**Task:**
Return the lines from the one containing "Read all visible content and emit it as JSON." to the end of the material, both end lines included, exactly and with nothing else.

**Data for processing:**
◆ ◆ ◆ ◆ ◆ ◆ ◆

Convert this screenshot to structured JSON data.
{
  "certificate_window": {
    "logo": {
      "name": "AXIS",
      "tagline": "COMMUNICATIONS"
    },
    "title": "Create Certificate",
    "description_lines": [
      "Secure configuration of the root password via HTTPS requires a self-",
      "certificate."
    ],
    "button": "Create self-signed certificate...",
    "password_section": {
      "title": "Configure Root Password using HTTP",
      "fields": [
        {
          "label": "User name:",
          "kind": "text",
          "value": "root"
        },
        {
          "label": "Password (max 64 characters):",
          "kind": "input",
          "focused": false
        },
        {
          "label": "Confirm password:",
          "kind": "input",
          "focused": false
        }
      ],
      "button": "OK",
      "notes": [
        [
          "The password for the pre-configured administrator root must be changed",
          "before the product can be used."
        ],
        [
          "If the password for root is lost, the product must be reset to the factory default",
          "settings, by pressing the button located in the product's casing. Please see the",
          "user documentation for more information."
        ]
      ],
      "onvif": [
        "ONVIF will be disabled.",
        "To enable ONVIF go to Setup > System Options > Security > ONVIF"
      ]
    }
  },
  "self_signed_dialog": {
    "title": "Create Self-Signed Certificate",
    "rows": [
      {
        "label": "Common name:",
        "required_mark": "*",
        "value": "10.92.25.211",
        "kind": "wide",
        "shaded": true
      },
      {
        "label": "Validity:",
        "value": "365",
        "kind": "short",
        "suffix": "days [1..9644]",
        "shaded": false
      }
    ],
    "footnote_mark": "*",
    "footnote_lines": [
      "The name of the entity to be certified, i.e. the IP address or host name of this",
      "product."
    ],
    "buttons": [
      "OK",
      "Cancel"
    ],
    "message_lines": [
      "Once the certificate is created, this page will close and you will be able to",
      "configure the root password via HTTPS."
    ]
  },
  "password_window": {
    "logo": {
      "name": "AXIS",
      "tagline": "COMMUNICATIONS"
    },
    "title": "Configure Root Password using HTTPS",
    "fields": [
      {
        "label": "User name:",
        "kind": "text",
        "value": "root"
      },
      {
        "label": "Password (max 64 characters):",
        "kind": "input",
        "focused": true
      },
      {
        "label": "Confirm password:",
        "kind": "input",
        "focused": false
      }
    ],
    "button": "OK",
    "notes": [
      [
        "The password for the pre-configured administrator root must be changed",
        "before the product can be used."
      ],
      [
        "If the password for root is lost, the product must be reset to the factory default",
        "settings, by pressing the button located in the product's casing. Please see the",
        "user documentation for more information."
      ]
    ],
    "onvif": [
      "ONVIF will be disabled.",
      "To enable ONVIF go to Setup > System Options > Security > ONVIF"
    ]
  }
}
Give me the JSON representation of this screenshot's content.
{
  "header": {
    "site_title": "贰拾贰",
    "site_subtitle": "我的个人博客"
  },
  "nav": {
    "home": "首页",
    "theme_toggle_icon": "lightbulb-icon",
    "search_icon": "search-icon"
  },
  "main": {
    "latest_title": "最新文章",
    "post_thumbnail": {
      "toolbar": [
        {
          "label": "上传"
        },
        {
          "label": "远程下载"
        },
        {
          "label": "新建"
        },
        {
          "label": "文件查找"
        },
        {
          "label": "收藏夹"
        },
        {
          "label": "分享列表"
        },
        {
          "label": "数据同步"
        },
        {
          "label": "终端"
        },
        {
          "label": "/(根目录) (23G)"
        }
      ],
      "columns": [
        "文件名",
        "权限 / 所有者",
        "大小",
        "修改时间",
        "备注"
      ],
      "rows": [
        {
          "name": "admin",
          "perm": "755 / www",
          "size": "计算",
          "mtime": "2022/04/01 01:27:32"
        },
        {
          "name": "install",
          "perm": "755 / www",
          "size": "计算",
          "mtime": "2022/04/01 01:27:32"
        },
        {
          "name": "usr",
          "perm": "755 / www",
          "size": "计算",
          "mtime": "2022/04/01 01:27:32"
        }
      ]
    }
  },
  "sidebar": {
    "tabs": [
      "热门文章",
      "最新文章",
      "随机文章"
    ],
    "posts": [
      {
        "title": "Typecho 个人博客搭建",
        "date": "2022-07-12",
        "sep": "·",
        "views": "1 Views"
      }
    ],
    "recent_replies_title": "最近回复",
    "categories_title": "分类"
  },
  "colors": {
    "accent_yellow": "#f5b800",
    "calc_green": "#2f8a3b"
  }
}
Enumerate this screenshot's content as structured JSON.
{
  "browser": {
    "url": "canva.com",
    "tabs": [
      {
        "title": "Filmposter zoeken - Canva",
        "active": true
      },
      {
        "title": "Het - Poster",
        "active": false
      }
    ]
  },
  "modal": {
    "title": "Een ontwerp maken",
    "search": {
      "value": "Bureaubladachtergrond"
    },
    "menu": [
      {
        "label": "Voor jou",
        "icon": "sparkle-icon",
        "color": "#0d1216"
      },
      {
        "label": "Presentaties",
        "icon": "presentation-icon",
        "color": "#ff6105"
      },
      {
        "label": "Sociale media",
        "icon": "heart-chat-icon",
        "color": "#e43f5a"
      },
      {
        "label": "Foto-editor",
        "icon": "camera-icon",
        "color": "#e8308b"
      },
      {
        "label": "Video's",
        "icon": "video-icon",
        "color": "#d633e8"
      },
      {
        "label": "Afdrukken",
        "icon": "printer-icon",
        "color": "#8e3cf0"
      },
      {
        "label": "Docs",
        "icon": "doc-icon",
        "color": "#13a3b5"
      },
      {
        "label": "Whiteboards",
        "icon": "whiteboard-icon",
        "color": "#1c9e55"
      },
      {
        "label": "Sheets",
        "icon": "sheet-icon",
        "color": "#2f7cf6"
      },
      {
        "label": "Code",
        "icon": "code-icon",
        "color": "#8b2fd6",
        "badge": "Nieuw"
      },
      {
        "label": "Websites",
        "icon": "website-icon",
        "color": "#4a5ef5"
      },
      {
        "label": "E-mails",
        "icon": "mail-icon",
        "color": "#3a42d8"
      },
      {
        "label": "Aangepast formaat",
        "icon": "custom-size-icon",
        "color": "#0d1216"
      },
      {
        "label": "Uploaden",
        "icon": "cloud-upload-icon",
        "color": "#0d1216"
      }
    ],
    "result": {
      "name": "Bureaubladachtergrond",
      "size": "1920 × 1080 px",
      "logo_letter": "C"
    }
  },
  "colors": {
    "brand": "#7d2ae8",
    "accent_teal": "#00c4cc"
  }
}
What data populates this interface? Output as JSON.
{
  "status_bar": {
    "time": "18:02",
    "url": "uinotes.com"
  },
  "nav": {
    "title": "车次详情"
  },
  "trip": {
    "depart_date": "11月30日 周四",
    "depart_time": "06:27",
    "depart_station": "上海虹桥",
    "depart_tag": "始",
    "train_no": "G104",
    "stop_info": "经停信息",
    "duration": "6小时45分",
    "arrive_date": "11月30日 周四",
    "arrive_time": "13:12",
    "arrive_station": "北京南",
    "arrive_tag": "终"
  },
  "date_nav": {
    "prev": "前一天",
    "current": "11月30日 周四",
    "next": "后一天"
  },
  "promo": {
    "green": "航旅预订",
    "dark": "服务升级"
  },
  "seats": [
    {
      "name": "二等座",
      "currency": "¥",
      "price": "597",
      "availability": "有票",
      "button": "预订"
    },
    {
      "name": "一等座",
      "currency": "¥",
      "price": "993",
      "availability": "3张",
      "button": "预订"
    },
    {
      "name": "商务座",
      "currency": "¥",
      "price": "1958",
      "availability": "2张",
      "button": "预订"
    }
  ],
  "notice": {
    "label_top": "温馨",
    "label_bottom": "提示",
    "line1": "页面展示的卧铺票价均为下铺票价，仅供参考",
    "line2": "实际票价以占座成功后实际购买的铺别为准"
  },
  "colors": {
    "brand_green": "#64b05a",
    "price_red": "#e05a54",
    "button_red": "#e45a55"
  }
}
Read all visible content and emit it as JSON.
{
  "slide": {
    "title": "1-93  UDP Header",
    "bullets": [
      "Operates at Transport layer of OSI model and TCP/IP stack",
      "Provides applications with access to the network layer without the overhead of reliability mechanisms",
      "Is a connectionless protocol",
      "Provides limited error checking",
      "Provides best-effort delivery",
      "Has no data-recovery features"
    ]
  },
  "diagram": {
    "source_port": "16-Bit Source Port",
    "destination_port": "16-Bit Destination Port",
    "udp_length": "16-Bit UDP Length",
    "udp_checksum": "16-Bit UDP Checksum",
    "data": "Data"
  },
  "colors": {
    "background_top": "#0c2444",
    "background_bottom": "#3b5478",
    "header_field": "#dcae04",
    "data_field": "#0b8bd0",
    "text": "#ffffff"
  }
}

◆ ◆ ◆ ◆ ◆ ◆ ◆

**Expected output:**
Read all visible content and emit it as JSON.
{
  "slide": {
    "title": "1-93  UDP Header",
    "bullets": [
      "Operates at Transport layer of OSI model and TCP/IP stack",
      "Provides applications with access to the network layer without the overhead of reliability mechanisms",
      "Is a connectionless protocol",
      "Provides limited error checking",
      "Provides best-effort delivery",
      "Has no data-recovery features"
    ]
  },
  "diagram": {
    "source_port": "16-Bit Source Port",
    "destination_port": "16-Bit Destination Port",
    "udp_length": "16-Bit UDP Length",
    "udp_checksum": "16-Bit UDP Checksum",
    "data": "Data"
  },
  "colors": {
    "background_top": "#0c2444",
    "background_bottom": "#3b5478",
    "header_field": "#dcae04",
    "data_field": "#0b8bd0",
    "text": "#ffffff"
  }
}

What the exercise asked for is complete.